-- Opening Marker --

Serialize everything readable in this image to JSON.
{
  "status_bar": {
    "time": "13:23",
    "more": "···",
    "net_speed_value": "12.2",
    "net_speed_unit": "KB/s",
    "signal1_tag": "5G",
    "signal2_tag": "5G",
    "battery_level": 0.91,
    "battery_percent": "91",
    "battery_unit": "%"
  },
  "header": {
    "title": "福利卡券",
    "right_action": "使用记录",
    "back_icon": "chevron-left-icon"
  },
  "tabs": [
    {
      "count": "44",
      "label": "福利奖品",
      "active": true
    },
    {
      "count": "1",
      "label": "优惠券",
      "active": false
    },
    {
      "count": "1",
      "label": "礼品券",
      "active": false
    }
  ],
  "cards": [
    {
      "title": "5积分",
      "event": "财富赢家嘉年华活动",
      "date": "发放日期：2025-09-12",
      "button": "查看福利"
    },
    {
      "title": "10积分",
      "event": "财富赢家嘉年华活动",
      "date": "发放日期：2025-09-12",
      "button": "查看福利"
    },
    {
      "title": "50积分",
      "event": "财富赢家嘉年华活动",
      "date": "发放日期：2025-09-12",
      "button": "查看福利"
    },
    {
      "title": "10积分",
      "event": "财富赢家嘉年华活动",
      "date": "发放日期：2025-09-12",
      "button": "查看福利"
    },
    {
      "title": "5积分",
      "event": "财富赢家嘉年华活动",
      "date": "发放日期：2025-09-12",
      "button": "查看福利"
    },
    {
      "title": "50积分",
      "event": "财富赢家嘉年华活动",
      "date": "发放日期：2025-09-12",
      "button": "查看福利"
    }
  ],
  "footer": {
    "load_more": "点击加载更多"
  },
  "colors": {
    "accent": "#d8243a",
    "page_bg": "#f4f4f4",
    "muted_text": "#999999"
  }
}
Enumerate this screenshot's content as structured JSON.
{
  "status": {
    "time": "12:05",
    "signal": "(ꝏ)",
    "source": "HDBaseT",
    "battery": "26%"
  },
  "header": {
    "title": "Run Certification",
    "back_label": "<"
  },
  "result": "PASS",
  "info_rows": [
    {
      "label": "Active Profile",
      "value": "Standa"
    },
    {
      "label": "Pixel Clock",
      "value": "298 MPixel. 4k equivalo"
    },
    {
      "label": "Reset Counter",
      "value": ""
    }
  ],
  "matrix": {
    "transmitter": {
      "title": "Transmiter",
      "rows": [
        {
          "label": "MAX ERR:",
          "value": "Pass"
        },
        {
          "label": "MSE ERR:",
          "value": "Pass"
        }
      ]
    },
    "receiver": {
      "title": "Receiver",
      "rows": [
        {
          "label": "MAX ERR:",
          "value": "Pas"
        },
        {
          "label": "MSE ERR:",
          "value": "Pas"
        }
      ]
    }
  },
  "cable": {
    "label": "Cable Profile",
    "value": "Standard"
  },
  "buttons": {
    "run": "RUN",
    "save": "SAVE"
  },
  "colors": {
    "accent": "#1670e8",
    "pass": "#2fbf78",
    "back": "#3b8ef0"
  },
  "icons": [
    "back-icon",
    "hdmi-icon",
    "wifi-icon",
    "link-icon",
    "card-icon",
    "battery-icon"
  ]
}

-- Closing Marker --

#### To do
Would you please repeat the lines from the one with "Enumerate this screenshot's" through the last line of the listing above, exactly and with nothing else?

#### Response to this exercise
Enumerate this screenshot's content as structured JSON.
{
  "status": {
    "time": "12:05",
    "signal": "(ꝏ)",
    "source": "HDBaseT",
    "battery": "26%"
  },
  "header": {
    "title": "Run Certification",
    "back_label": "<"
  },
  "result": "PASS",
  "info_rows": [
    {
      "label": "Active Profile",
      "value": "Standa"
    },
    {
      "label": "Pixel Clock",
      "value": "298 MPixel. 4k equivalo"
    },
    {
      "label": "Reset Counter",
      "value": ""
    }
  ],
  "matrix": {
    "transmitter": {
      "title": "Transmiter",
      "rows": [
        {
          "label": "MAX ERR:",
          "value": "Pass"
        },
        {
          "label": "MSE ERR:",
          "value": "Pass"
        }
      ]
    },
    "receiver": {
      "title": "Receiver",
      "rows": [
        {
          "label": "MAX ERR:",
          "value": "Pas"
        },
        {
          "label": "MSE ERR:",
          "value": "Pas"
        }
      ]
    }
  },
  "cable": {
    "label": "Cable Profile",
    "value": "Standard"
  },
  "buttons": {
    "run": "RUN",
    "save": "SAVE"
  },
  "colors": {
    "accent": "#1670e8",
    "pass": "#2fbf78",
    "back": "#3b8ef0"
  },
  "icons": [
    "back-icon",
    "hdmi-icon",
    "wifi-icon",
    "link-icon",
    "card-icon",
    "battery-icon"
  ]
}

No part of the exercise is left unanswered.